----- ENTRIES SHOWN
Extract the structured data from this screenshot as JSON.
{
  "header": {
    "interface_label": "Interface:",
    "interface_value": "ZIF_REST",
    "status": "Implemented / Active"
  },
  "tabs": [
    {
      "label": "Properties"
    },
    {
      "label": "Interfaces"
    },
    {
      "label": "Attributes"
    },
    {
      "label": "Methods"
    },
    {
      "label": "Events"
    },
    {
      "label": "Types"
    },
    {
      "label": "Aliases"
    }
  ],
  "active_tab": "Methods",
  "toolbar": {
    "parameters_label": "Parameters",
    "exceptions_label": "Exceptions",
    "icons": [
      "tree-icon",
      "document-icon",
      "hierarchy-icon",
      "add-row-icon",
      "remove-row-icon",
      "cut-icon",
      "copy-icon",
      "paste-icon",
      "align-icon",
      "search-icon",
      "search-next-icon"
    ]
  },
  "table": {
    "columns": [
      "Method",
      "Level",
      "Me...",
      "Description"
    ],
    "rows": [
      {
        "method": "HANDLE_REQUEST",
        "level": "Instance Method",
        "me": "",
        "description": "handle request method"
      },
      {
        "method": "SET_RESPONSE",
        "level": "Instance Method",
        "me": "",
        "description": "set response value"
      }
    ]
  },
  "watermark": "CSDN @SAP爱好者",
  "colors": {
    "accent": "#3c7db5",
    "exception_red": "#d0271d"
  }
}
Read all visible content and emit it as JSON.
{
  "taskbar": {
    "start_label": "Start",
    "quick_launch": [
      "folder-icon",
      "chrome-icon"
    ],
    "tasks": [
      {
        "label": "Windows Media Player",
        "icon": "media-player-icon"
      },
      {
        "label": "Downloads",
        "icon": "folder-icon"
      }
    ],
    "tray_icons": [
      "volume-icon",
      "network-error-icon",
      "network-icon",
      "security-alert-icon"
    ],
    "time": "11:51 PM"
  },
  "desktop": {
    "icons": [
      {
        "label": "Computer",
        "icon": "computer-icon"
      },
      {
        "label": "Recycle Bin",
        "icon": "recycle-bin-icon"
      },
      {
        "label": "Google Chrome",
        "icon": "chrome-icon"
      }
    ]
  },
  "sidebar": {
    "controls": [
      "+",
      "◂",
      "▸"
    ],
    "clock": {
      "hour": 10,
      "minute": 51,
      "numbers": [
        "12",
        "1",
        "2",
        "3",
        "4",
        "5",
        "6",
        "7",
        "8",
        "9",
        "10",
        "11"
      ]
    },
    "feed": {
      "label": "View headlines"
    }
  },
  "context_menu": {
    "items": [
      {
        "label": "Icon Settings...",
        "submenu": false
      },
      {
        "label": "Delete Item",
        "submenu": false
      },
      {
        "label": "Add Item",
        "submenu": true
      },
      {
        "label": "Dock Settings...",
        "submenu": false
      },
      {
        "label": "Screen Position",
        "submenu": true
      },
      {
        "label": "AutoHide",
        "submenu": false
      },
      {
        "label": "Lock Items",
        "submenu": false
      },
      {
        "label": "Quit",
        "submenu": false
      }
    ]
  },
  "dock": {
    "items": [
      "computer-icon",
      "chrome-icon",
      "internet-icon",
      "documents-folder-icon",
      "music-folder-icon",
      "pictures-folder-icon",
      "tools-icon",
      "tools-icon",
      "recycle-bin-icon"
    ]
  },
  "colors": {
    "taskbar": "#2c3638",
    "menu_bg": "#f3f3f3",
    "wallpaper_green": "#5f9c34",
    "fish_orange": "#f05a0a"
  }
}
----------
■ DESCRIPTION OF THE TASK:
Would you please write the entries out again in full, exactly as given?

■ RESPONSE TO THIS EXERCISE:
Extract the structured data from this screenshot as JSON.
{
  "header": {
    "interface_label": "Interface:",
    "interface_value": "ZIF_REST",
    "status": "Implemented / Active"
  },
  "tabs": [
    {
      "label": "Properties"
    },
    {
      "label": "Interfaces"
    },
    {
      "label": "Attributes"
    },
    {
      "label": "Methods"
    },
    {
      "label": "Events"
    },
    {
      "label": "Types"
    },
    {
      "label": "Aliases"
    }
  ],
  "active_tab": "Methods",
  "toolbar": {
    "parameters_label": "Parameters",
    "exceptions_label": "Exceptions",
    "icons": [
      "tree-icon",
      "document-icon",
      "hierarchy-icon",
      "add-row-icon",
      "remove-row-icon",
      "cut-icon",
      "copy-icon",
      "paste-icon",
      "align-icon",
      "search-icon",
      "search-next-icon"
    ]
  },
  "table": {
    "columns": [
      "Method",
      "Level",
      "Me...",
      "Description"
    ],
    "rows": [
      {
        "method": "HANDLE_REQUEST",
        "level": "Instance Method",
        "me": "",
        "description": "handle request method"
      },
      {
        "method": "SET_RESPONSE",
        "level": "Instance Method",
        "me": "",
        "description": "set response value"
      }
    ]
  },
  "watermark": "CSDN @SAP爱好者",
  "colors": {
    "accent": "#3c7db5",
    "exception_red": "#d0271d"
  }
}
Read all visible content and emit it as JSON.
{
  "taskbar": {
    "start_label": "Start",
    "quick_launch": [
      "folder-icon",
      "chrome-icon"
    ],
    "tasks": [
      {
        "label": "Windows Media Player",
        "icon": "media-player-icon"
      },
      {
        "label": "Downloads",
        "icon": "folder-icon"
      }
    ],
    "tray_icons": [
      "volume-icon",
      "network-error-icon",
      "network-icon",
      "security-alert-icon"
    ],
    "time": "11:51 PM"
  },
  "desktop": {
    "icons": [
      {
        "label": "Computer",
        "icon": "computer-icon"
      },
      {
        "label": "Recycle Bin",
        "icon": "recycle-bin-icon"
      },
      {
        "label": "Google Chrome",
        "icon": "chrome-icon"
      }
    ]
  },
  "sidebar": {
    "controls": [
      "+",
      "◂",
      "▸"
    ],
    "clock": {
      "hour": 10,
      "minute": 51,
      "numbers": [
        "12",
        "1",
        "2",
        "3",
        "4",
        "5",
        "6",
        "7",
        "8",
        "9",
        "10",
        "11"
      ]
    },
    "feed": {
      "label": "View headlines"
    }
  },
  "context_menu": {
    "items": [
      {
        "label": "Icon Settings...",
        "submenu": false
      },
      {
        "label": "Delete Item",
        "submenu": false
      },
      {
        "label": "Add Item",
        "submenu": true
      },
      {
        "label": "Dock Settings...",
        "submenu": false
      },
      {
        "label": "Screen Position",
        "submenu": true
      },
      {
        "label": "AutoHide",
        "submenu": false
      },
      {
        "label": "Lock Items",
        "submenu": false
      },
      {
        "label": "Quit",
        "submenu": false
      }
    ]
  },
  "dock": {
    "items": [
      "computer-icon",
      "chrome-icon",
      "internet-icon",
      "documents-folder-icon",
      "music-folder-icon",
      "pictures-folder-icon",
      "tools-icon",
      "tools-icon",
      "recycle-bin-icon"
    ]
  },
  "colors": {
    "taskbar": "#2c3638",
    "menu_bg": "#f3f3f3",
    "wallpaper_green": "#5f9c34",
    "fish_orange": "#f05a0a"
  }
}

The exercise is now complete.